• [Task goal]
The answer must consist of every line from the data that holds "root".

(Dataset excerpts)

== Segment start ==

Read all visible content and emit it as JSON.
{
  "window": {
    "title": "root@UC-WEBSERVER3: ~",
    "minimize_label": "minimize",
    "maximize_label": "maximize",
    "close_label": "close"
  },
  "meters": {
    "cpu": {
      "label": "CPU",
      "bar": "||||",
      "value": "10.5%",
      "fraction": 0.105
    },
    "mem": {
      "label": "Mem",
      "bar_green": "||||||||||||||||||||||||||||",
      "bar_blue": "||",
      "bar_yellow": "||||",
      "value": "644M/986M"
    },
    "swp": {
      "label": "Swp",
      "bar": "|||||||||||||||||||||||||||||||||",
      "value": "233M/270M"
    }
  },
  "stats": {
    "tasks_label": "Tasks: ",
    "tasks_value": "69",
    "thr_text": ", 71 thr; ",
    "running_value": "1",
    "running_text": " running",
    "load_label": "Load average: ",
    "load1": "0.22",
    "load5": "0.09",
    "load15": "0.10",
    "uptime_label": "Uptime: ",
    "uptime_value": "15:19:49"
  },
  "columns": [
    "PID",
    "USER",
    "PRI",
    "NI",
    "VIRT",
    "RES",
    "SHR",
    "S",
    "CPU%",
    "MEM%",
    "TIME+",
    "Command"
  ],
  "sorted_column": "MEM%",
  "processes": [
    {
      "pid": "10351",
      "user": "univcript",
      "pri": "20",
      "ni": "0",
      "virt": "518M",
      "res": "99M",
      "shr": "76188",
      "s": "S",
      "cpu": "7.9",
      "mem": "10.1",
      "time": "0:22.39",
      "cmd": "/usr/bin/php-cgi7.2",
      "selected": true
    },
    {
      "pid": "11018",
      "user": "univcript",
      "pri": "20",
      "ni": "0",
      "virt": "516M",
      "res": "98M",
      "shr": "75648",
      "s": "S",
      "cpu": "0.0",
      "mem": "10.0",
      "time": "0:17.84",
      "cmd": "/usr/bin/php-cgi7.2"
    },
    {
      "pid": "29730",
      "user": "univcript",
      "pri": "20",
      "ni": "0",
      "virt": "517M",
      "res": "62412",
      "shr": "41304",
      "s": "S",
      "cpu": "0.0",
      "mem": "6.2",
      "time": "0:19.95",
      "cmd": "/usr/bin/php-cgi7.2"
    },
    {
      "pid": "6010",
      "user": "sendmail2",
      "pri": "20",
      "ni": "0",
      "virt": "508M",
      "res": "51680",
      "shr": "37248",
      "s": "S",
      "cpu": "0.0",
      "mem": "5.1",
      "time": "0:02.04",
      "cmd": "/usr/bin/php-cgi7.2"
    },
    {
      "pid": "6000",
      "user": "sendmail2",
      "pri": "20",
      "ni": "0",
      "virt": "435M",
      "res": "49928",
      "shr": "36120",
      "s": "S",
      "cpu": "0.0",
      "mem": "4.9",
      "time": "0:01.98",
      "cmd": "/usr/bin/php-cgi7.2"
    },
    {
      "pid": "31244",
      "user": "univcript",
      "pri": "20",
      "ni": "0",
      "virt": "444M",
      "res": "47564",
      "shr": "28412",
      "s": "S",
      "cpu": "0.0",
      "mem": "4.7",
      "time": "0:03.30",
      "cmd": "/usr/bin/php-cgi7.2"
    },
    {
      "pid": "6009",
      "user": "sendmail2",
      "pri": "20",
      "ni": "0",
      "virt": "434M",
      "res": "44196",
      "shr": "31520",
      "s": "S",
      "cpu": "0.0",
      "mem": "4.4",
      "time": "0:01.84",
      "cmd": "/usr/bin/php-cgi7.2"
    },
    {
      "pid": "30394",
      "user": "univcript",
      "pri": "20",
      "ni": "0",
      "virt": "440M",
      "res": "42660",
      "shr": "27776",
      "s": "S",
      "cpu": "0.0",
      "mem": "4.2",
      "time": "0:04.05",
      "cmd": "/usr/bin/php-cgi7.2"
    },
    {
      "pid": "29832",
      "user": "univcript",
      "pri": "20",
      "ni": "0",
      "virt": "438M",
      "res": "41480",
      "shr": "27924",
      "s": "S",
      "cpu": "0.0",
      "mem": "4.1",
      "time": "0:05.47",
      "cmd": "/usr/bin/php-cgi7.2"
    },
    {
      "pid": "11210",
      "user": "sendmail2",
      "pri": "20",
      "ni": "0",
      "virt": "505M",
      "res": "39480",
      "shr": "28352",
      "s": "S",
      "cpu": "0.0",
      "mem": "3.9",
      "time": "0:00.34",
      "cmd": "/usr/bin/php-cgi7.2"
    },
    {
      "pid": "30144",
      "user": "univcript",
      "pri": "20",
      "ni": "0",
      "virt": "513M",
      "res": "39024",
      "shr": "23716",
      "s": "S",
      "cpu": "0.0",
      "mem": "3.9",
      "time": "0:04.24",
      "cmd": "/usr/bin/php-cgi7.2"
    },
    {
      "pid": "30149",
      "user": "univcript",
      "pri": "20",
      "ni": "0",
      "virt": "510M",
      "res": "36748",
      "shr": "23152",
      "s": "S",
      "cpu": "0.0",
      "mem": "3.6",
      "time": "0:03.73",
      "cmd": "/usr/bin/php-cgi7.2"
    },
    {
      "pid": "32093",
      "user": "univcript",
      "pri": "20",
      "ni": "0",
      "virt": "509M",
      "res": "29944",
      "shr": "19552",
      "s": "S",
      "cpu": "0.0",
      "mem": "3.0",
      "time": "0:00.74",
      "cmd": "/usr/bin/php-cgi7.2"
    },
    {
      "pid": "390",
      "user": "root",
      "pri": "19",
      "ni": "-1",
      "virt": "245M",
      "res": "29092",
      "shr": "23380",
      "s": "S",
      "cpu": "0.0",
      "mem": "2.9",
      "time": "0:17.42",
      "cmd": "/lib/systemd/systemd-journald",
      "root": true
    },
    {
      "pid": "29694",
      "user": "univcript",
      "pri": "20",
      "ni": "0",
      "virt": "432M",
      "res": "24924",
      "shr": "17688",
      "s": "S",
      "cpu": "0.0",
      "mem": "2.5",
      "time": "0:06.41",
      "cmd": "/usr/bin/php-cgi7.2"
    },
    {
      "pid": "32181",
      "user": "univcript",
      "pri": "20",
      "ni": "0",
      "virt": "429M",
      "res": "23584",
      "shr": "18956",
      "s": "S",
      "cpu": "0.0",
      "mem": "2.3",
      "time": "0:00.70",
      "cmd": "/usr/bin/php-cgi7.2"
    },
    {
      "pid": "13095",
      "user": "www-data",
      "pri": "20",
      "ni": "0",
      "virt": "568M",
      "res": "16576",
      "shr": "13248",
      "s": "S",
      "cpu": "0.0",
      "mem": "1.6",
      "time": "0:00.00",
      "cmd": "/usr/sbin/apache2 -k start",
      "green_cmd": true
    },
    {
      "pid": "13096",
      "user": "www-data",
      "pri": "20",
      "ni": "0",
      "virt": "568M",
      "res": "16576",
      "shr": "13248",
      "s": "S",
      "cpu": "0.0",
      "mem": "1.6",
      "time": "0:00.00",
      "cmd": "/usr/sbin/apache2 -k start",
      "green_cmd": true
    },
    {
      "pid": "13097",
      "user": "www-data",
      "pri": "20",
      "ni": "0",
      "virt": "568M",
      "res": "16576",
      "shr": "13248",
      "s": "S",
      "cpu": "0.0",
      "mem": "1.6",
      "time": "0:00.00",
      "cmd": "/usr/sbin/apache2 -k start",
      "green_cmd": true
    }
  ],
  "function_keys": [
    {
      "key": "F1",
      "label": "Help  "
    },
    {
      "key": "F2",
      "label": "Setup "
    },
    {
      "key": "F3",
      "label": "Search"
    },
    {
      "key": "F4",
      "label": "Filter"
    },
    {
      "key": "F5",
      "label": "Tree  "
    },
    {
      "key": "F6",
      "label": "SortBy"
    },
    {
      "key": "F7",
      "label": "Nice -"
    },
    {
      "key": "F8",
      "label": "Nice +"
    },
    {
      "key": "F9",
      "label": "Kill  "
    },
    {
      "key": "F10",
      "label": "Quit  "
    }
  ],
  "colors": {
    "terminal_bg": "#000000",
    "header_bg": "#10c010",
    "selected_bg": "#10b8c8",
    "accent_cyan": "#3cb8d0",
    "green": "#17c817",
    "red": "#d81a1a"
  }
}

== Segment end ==

• [Exercise response]
    "title": "root@UC-WEBSERVER3: ~",
      "user": "root",
      "root": true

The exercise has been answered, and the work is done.